--- START ---

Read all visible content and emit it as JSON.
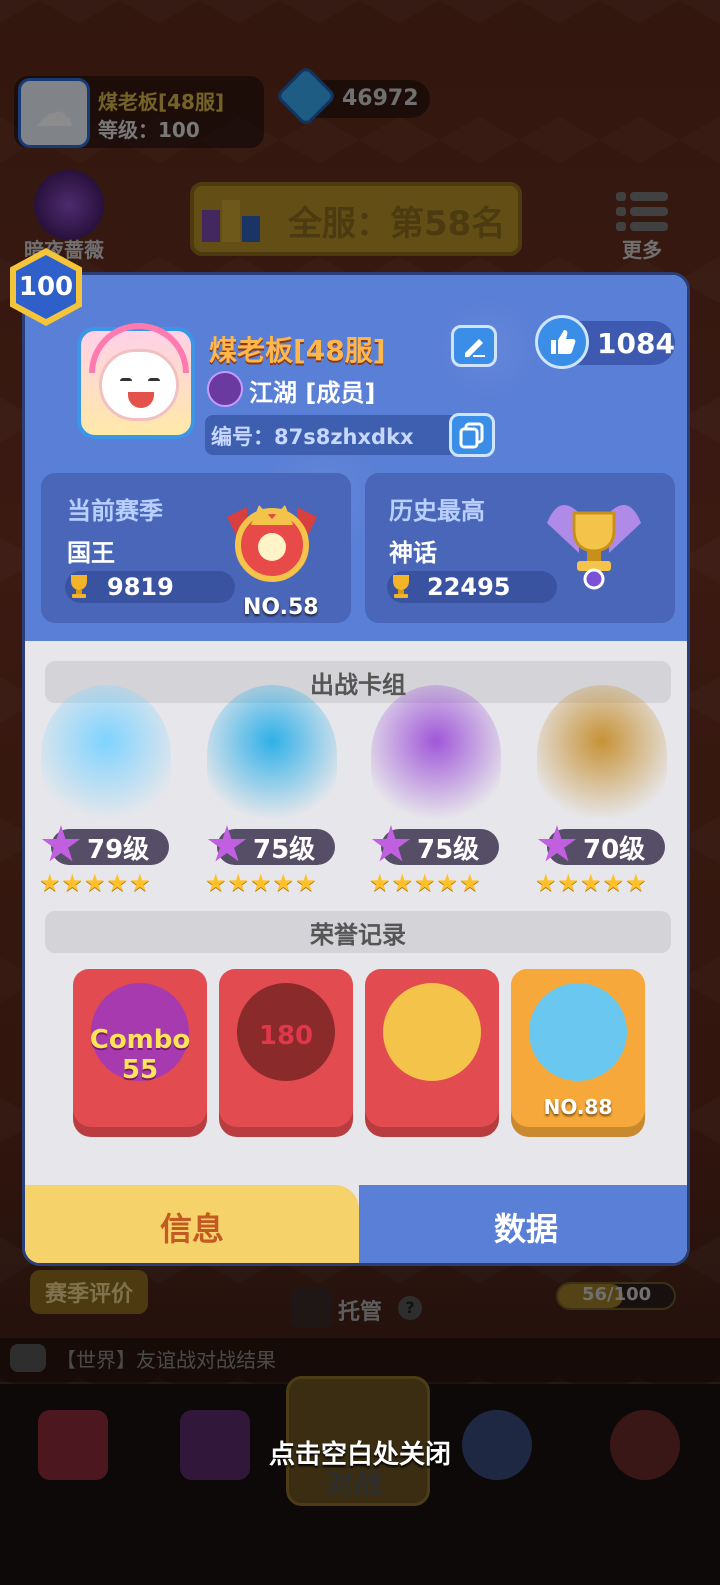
{
  "background": {
    "top_profile": {
      "name": "煤老板[48服]",
      "level": "等级：100"
    },
    "gems": {
      "icon": "gem-plus-icon",
      "count": "46972"
    },
    "left_character": {
      "name": "暗夜蔷薇"
    },
    "rank_banner": {
      "text": "全服：第58名"
    },
    "more": {
      "label": "更多"
    },
    "season_eval": {
      "label": "赛季评价"
    },
    "auto": {
      "label": "托管",
      "help": "?"
    },
    "pass": {
      "progress_text": "56/100",
      "progress_value": 0.56
    },
    "chat": {
      "text": "【世界】友谊战对战结果"
    },
    "battle": {
      "label": "对战"
    }
  },
  "close_hint": "点击空白处关闭",
  "modal": {
    "level_badge": "100",
    "player": {
      "name": "煤老板[48服]",
      "guild": "江湖 [成员]",
      "id_text": "编号：87s8zhxdkx",
      "likes": "1084"
    },
    "current_season": {
      "title": "当前赛季",
      "tier": "国王",
      "trophies": "9819",
      "rank": "NO.58"
    },
    "history_best": {
      "title": "历史最高",
      "tier": "神话",
      "trophies": "22495"
    },
    "deck_title": "出战卡组",
    "deck": [
      {
        "level": "79级",
        "stars": "★★★★★",
        "color": "#7fd3ff"
      },
      {
        "level": "75级",
        "stars": "★★★★★",
        "color": "#2fb0e8"
      },
      {
        "level": "75级",
        "stars": "★★★★★",
        "color": "#a057d8"
      },
      {
        "level": "70级",
        "stars": "★★★★★",
        "color": "#c79236"
      }
    ],
    "honor_title": "荣誉记录",
    "honors": [
      {
        "line1": "Combo",
        "line2": "55"
      },
      {
        "line1": "180"
      },
      {
        "line1": ""
      },
      {
        "rank": "NO.88"
      }
    ],
    "tabs": {
      "info": "信息",
      "data": "数据"
    }
  }
}
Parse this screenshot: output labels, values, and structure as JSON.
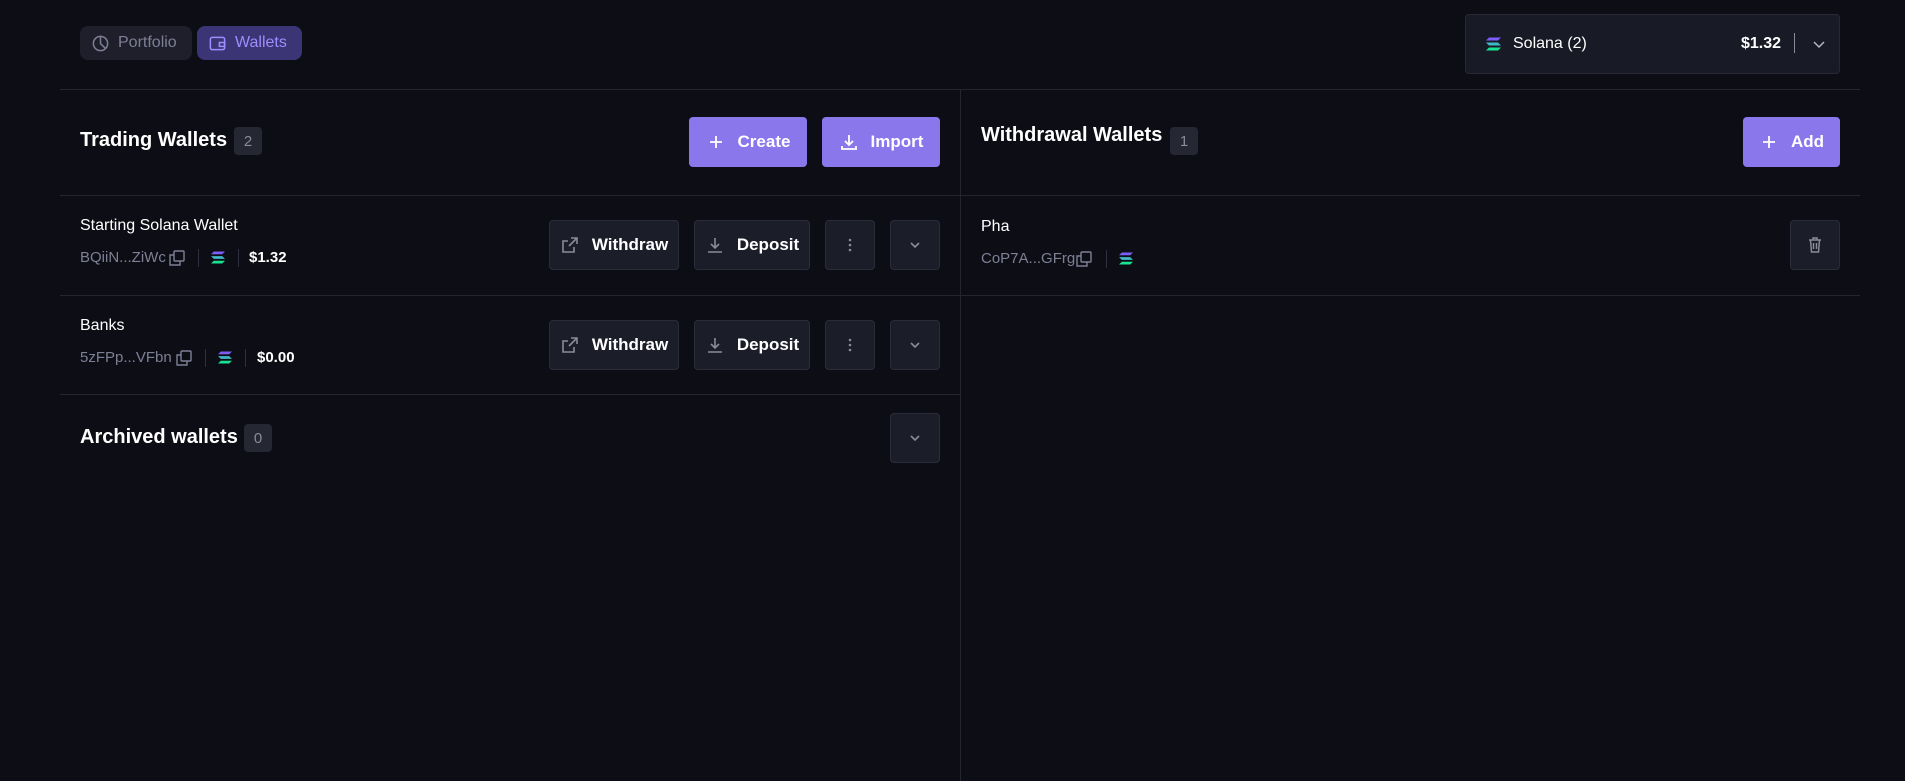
{
  "nav": {
    "tabs": [
      {
        "label": "Portfolio",
        "icon": "pie-chart-icon",
        "active": false
      },
      {
        "label": "Wallets",
        "icon": "wallet-icon",
        "active": true
      }
    ]
  },
  "chain_selector": {
    "chain_name": "Solana (2)",
    "balance": "$1.32",
    "icon": "solana-icon"
  },
  "trading": {
    "title": "Trading Wallets",
    "count": "2",
    "create_label": "Create",
    "import_label": "Import",
    "wallets": [
      {
        "name": "Starting Solana Wallet",
        "address": "BQiiN...ZiWc",
        "balance": "$1.32",
        "withdraw_label": "Withdraw",
        "deposit_label": "Deposit"
      },
      {
        "name": "Banks",
        "address": "5zFPp...VFbn",
        "balance": "$0.00",
        "withdraw_label": "Withdraw",
        "deposit_label": "Deposit"
      }
    ]
  },
  "archived": {
    "title": "Archived wallets",
    "count": "0"
  },
  "withdrawal": {
    "title": "Withdrawal Wallets",
    "count": "1",
    "add_label": "Add",
    "wallets": [
      {
        "name": "Pha",
        "address": "CoP7A...GFrg"
      }
    ]
  },
  "colors": {
    "background": "#0d0e15",
    "accent": "#8b77ec",
    "muted_text": "#7e7f95",
    "button_dark": "#1b1d29",
    "active_tab_bg": "#3b3575"
  }
}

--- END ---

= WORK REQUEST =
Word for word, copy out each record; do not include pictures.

= WRITTEN ANSWER =
Read all visible content and emit it as JSON.
{
  "background": {
    "top_profile": {
      "name": "煤老板[48服]",
      "level": "等级：100"
    },
    "gems": {
      "icon": "gem-plus-icon",
      "count": "46972"
    },
    "left_character": {
      "name": "暗夜蔷薇"
    },
    "rank_banner": {
      "text": "全服：第58名"
    },
    "more": {
      "label": "更多"
    },
    "season_eval": {
      "label": "赛季评价"
    },
    "auto": {
      "label": "托管",
      "help": "?"
    },
    "pass": {
      "progress_text": "56/100",
      "progress_value": 0.56
    },
    "chat": {
      "text": "【世界】友谊战对战结果"
    },
    "battle": {
      "label": "对战"
    }
  },
  "close_hint": "点击空白处关闭",
  "modal": {
    "level_badge": "100",
    "player": {
      "name": "煤老板[48服]",
      "guild": "江湖 [成员]",
      "id_text": "编号：87s8zhxdkx",
      "likes": "1084"
    },
    "current_season": {
      "title": "当前赛季",
      "tier": "国王",
      "trophies": "9819",
      "rank": "NO.58"
    },
    "history_best": {
      "title": "历史最高",
      "tier": "神话",
      "trophies": "22495"
    },
    "deck_title": "出战卡组",
    "deck": [
      {
        "level": "79级",
        "stars": "★★★★★",
        "color": "#7fd3ff"
      },
      {
        "level": "75级",
        "stars": "★★★★★",
        "color": "#2fb0e8"
      },
      {
        "level": "75级",
        "stars": "★★★★★",
        "color": "#a057d8"
      },
      {
        "level": "70级",
        "stars": "★★★★★",
        "color": "#c79236"
      }
    ],
    "honor_title": "荣誉记录",
    "honors": [
      {
        "line1": "Combo",
        "line2": "55"
      },
      {
        "line1": "180"
      },
      {
        "line1": ""
      },
      {
        "rank": "NO.88"
      }
    ],
    "tabs": {
      "info": "信息",
      "data": "数据"
    }
  }
}
Parse this screenshot: output labels, values, and structure as JSON.
{
  "nav": {
    "tabs": [
      {
        "label": "Portfolio",
        "icon": "pie-chart-icon",
        "active": false
      },
      {
        "label": "Wallets",
        "icon": "wallet-icon",
        "active": true
      }
    ]
  },
  "chain_selector": {
    "chain_name": "Solana (2)",
    "balance": "$1.32",
    "icon": "solana-icon"
  },
  "trading": {
    "title": "Trading Wallets",
    "count": "2",
    "create_label": "Create",
    "import_label": "Import",
    "wallets": [
      {
        "name": "Starting Solana Wallet",
        "address": "BQiiN...ZiWc",
        "balance": "$1.32",
        "withdraw_label": "Withdraw",
        "deposit_label": "Deposit"
      },
      {
        "name": "Banks",
        "address": "5zFPp...VFbn",
        "balance": "$0.00",
        "withdraw_label": "Withdraw",
        "deposit_label": "Deposit"
      }
    ]
  },
  "archived": {
    "title": "Archived wallets",
    "count": "0"
  },
  "withdrawal": {
    "title": "Withdrawal Wallets",
    "count": "1",
    "add_label": "Add",
    "wallets": [
      {
        "name": "Pha",
        "address": "CoP7A...GFrg"
      }
    ]
  },
  "colors": {
    "background": "#0d0e15",
    "accent": "#8b77ec",
    "muted_text": "#7e7f95",
    "button_dark": "#1b1d29",
    "active_tab_bg": "#3b3575"
  }
}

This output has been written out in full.